About this task: Scan the entries and copy each line where the word "cool" is present.

Data for review:
==================================================

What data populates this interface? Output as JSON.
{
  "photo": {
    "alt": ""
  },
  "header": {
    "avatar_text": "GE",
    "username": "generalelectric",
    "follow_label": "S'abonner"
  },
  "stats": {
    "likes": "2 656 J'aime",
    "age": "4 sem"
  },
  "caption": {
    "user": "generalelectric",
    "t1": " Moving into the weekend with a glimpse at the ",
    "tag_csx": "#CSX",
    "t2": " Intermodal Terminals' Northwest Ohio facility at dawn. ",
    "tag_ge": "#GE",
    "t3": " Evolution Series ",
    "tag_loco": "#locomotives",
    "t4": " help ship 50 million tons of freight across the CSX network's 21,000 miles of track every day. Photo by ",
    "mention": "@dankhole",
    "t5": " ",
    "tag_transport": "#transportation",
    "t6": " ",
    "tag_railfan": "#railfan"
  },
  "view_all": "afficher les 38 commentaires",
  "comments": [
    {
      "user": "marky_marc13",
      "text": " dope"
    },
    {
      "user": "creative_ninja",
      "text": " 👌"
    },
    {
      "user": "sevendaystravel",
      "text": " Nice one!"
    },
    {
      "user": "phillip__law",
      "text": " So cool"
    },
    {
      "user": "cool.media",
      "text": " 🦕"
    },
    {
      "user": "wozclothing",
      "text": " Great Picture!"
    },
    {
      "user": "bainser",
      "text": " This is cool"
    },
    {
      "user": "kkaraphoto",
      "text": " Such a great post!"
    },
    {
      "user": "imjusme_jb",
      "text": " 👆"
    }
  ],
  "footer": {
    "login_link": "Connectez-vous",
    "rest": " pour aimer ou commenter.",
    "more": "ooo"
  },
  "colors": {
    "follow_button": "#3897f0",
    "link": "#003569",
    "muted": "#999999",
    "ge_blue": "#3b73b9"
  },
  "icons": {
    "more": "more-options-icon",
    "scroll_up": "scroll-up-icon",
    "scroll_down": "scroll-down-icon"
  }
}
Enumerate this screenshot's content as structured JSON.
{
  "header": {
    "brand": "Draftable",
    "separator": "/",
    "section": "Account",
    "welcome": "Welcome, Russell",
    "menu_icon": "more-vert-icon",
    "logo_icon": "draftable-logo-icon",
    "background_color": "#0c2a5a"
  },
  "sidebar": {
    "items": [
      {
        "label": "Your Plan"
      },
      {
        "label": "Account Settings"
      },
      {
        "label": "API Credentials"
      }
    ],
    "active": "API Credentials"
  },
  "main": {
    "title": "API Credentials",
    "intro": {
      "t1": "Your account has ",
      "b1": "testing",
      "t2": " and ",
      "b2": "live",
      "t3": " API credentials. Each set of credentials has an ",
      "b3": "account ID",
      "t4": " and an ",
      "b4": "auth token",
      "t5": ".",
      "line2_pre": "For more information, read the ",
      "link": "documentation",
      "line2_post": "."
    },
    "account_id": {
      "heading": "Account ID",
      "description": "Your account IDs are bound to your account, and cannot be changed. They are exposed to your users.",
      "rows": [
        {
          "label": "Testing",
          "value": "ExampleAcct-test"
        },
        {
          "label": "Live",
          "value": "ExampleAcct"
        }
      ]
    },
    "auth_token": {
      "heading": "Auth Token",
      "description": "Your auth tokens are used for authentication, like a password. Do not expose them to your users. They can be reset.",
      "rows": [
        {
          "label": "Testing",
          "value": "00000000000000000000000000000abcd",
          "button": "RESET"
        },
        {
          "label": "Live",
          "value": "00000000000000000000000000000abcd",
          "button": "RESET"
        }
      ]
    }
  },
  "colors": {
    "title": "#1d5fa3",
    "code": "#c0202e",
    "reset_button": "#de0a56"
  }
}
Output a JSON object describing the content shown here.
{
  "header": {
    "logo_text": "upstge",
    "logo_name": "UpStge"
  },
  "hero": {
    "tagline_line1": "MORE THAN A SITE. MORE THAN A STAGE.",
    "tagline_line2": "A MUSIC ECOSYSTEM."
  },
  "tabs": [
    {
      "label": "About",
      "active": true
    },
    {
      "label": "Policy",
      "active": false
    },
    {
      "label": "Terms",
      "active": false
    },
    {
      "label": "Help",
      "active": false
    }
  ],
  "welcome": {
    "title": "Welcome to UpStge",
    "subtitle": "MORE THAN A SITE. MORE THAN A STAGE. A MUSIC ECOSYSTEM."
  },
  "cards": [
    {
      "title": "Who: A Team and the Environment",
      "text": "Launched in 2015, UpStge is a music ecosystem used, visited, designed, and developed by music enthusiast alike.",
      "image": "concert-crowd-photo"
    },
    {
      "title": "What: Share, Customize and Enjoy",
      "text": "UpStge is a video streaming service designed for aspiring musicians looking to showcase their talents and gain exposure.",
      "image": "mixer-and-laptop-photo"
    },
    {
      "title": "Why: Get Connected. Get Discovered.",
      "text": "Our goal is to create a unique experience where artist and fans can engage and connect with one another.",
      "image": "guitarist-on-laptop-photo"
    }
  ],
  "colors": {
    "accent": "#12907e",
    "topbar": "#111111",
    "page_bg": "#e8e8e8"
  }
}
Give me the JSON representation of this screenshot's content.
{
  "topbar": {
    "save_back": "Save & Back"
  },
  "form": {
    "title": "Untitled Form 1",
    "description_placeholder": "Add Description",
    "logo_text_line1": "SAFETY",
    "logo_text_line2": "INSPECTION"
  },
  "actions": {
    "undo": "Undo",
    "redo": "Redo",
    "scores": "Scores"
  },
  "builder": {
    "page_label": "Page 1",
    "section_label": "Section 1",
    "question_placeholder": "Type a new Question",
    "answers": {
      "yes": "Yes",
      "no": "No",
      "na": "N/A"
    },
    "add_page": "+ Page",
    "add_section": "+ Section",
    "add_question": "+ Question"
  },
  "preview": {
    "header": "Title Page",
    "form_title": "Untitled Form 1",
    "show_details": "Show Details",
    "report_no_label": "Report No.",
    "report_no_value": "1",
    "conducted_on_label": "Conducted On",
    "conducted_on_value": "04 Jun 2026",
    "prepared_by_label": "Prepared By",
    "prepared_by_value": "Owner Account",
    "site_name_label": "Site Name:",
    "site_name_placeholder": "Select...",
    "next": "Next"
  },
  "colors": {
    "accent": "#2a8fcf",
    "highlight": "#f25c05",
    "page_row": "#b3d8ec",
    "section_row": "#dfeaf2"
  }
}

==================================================

Written answer:
      "text": " So cool"
      "user": "cool.media",
      "text": " This is cool"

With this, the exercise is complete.